• _PROBLEM_
Search the entries for the word "location" and copy each line that has it.

• _Dataset records_
*** Begin section ***
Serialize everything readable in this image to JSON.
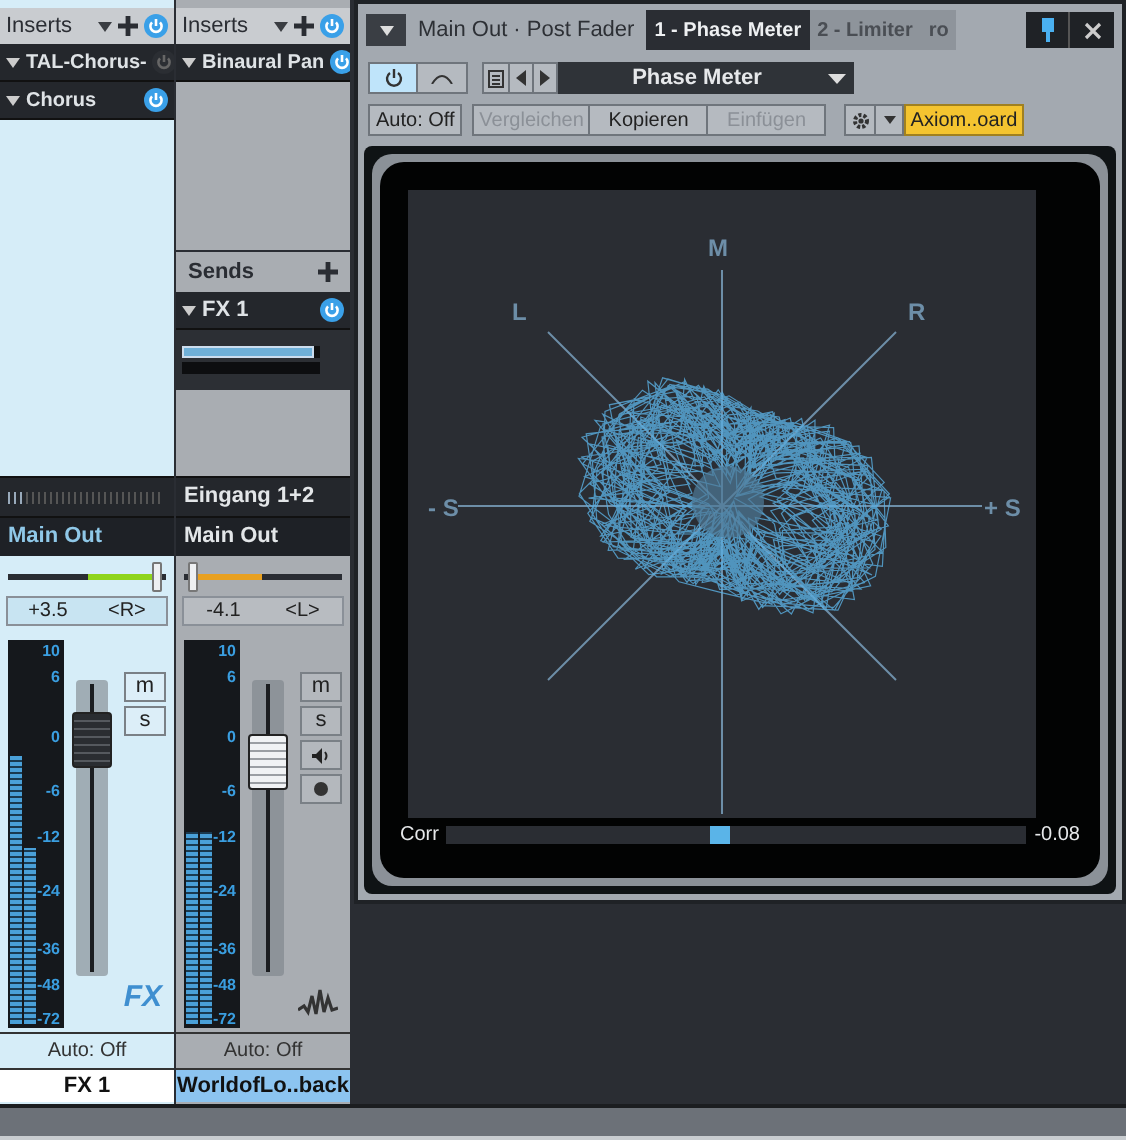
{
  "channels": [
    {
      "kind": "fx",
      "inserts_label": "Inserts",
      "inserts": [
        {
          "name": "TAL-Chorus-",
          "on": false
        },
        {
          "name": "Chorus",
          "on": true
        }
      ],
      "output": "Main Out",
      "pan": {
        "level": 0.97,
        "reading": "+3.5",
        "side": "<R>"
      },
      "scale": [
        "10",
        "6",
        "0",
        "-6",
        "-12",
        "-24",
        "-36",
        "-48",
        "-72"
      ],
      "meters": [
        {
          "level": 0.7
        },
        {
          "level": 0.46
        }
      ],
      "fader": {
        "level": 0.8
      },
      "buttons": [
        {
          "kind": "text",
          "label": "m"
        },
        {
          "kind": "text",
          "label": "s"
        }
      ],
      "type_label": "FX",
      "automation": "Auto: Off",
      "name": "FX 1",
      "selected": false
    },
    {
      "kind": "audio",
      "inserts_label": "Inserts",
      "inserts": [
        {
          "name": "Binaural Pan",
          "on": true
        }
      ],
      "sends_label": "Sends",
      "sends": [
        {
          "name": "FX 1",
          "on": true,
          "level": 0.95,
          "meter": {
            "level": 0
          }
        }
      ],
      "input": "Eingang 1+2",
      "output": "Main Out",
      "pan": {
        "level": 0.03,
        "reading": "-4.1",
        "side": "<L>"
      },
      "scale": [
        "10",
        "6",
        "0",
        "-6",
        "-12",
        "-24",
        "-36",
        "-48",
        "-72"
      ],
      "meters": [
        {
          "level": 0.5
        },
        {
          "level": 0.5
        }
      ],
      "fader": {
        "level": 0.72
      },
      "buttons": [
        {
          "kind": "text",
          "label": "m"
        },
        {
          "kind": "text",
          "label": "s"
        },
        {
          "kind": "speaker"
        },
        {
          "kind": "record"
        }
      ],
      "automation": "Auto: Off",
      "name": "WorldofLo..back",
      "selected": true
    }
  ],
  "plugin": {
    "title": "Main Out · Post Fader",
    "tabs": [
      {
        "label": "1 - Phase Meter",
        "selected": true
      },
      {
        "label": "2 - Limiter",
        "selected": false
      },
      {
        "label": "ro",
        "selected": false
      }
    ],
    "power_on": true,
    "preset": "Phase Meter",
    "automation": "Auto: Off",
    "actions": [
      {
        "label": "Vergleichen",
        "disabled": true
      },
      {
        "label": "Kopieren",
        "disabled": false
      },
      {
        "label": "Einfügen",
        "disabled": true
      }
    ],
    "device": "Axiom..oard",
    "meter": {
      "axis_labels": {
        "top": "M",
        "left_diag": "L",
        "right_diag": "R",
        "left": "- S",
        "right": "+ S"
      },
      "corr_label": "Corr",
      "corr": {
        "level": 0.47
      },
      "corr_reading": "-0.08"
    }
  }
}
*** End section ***
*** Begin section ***
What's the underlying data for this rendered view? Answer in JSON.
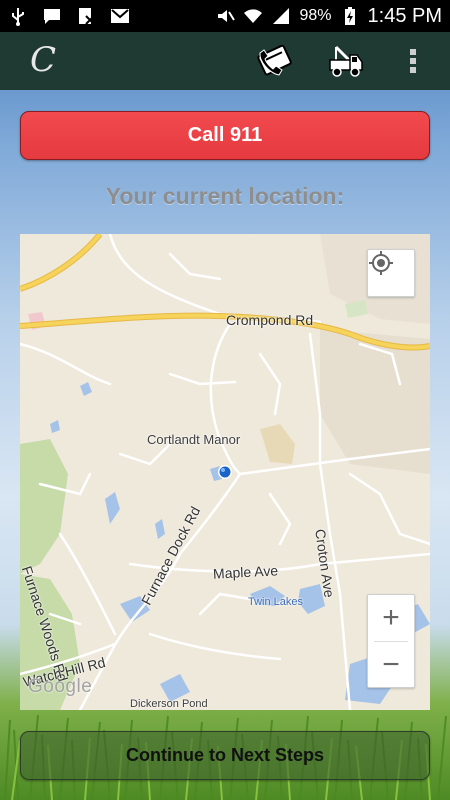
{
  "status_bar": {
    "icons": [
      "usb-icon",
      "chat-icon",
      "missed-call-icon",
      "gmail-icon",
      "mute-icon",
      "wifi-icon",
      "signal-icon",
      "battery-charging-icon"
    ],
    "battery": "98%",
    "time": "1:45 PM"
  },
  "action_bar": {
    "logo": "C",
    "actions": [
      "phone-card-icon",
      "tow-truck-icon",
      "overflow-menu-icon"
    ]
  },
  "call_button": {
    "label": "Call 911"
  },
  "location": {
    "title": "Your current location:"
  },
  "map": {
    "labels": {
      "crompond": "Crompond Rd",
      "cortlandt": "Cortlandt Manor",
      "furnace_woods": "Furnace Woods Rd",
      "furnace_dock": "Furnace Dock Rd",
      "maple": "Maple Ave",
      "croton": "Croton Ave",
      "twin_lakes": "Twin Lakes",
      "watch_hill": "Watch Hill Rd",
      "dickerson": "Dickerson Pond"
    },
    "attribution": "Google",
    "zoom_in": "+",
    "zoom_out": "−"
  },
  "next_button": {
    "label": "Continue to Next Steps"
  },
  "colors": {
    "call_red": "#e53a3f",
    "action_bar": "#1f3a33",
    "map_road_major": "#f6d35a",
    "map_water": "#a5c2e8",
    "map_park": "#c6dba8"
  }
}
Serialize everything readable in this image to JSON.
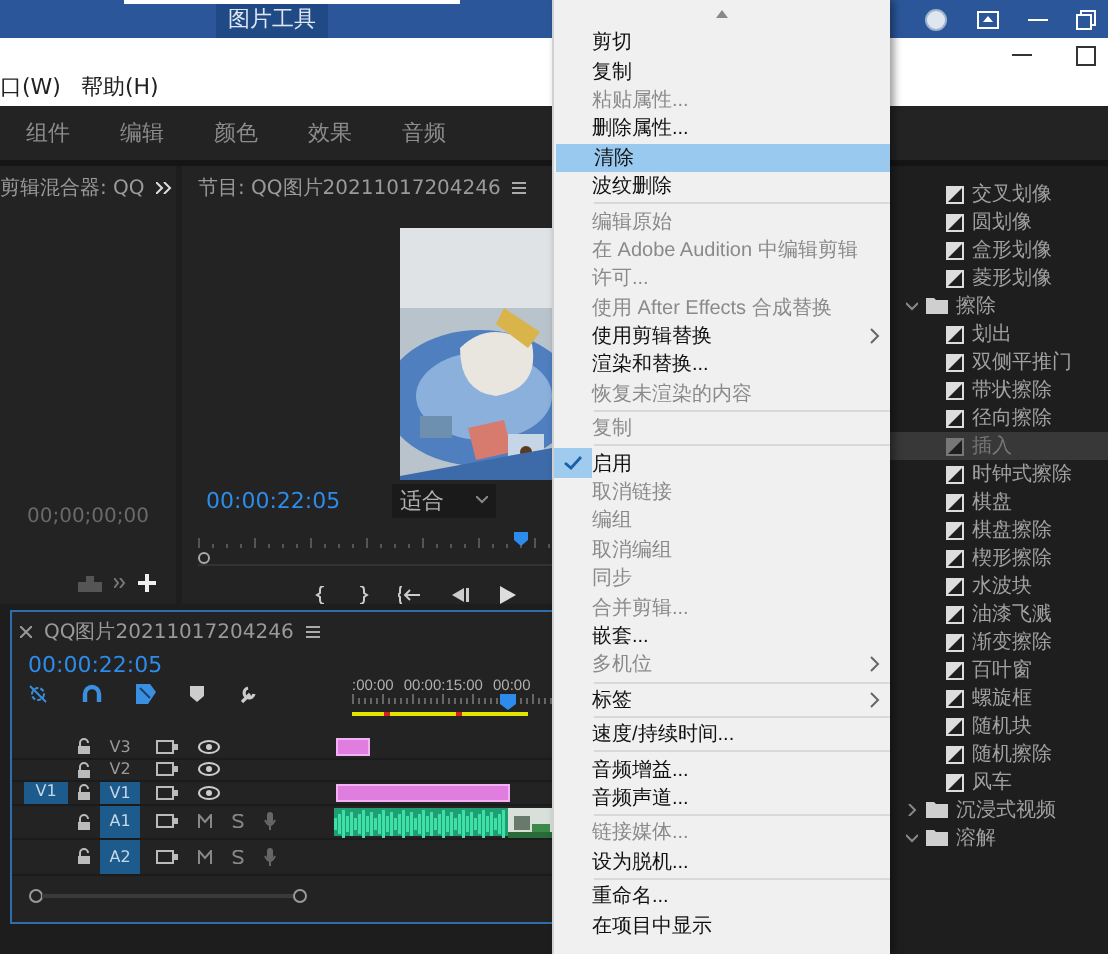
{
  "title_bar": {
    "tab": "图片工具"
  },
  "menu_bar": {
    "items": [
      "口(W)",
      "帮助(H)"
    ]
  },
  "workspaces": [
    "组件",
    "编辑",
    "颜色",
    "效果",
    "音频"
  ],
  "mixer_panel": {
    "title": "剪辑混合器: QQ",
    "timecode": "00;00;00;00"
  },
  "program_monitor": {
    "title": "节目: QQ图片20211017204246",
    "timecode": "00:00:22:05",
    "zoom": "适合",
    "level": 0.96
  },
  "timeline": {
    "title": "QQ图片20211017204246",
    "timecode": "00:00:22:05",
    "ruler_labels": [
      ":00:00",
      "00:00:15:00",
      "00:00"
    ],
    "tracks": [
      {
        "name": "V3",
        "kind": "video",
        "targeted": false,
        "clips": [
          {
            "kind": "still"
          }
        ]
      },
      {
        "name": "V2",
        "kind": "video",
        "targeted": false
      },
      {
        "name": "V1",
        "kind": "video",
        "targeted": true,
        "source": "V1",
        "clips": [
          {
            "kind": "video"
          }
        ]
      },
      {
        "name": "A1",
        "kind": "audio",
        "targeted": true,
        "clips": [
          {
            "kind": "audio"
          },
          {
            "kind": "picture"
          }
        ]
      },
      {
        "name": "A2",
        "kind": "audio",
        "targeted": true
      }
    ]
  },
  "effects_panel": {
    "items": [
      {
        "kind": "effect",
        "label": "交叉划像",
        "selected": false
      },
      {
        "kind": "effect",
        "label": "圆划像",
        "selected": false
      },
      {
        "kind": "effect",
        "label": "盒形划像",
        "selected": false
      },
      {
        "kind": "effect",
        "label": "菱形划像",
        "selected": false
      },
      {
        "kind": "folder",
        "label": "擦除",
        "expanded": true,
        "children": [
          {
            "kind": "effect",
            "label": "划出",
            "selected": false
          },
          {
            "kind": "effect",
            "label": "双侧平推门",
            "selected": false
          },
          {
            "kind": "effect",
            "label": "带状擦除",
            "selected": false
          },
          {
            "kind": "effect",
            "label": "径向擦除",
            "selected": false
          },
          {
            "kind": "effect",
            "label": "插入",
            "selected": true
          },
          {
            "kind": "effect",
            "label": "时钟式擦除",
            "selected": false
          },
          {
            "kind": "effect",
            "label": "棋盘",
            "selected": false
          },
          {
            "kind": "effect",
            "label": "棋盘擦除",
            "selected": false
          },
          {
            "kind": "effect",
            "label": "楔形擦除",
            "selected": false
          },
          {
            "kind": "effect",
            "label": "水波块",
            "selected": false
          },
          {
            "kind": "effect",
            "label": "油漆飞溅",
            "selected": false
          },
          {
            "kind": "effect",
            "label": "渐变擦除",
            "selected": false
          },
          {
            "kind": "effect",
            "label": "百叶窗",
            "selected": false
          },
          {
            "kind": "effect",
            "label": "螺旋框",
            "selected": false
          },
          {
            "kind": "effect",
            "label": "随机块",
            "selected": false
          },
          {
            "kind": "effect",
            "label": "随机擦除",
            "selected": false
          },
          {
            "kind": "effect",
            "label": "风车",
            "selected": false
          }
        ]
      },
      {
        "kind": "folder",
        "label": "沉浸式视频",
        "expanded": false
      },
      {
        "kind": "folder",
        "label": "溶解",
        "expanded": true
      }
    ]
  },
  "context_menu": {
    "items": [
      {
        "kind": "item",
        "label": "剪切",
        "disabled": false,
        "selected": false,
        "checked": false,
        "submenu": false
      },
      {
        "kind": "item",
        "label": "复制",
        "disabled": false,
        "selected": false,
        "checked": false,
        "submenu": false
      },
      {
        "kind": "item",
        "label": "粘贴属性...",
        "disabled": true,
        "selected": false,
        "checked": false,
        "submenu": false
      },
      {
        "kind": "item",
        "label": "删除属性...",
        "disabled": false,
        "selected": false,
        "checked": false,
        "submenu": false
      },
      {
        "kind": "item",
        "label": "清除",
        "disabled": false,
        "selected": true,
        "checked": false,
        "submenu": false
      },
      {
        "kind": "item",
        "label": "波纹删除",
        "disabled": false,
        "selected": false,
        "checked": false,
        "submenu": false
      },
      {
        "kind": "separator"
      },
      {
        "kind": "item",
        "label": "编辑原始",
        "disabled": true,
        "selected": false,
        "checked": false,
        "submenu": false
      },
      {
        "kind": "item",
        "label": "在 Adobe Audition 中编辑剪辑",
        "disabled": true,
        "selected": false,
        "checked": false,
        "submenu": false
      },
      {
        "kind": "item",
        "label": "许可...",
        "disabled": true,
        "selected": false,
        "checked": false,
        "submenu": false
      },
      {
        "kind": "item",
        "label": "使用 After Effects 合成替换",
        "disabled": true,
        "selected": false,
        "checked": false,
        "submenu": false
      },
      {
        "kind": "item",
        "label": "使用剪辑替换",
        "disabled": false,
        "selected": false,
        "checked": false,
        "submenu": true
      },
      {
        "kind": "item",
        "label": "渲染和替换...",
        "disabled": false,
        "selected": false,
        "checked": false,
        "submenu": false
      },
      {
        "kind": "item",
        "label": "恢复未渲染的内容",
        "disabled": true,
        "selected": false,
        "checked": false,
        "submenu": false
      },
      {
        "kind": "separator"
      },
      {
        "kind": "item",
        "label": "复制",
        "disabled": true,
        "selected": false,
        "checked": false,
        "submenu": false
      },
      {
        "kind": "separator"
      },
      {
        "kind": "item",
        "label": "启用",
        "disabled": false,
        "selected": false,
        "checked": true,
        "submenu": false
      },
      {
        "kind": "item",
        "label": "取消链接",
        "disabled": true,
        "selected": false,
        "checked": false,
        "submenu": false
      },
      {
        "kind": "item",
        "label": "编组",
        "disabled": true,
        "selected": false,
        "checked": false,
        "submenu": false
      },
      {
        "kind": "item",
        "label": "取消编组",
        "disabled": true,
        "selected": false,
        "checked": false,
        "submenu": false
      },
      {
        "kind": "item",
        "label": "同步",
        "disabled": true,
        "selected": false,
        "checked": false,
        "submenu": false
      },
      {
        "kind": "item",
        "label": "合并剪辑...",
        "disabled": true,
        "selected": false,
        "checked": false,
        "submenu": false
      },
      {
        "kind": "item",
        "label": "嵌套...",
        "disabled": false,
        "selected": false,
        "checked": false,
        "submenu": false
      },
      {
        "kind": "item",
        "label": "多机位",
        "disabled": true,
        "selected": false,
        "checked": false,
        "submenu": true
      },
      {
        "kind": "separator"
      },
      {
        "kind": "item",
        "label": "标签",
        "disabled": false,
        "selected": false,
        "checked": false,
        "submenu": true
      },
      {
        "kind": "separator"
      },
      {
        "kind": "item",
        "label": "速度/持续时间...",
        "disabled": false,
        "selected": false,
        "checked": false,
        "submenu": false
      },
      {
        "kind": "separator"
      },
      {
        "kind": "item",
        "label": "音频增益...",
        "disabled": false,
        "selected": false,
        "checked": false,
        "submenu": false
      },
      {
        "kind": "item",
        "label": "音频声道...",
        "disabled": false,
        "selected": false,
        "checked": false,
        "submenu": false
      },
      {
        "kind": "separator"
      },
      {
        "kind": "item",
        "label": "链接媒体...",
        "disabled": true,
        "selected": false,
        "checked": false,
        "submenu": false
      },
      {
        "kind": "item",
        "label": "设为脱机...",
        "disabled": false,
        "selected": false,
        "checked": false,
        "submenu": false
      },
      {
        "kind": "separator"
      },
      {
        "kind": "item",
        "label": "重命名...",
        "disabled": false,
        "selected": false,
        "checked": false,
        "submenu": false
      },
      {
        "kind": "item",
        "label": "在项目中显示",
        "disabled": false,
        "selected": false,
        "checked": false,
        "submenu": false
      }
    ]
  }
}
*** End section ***
• _ANSWER SECTION_
  "location": {
    "title": "Your current location:"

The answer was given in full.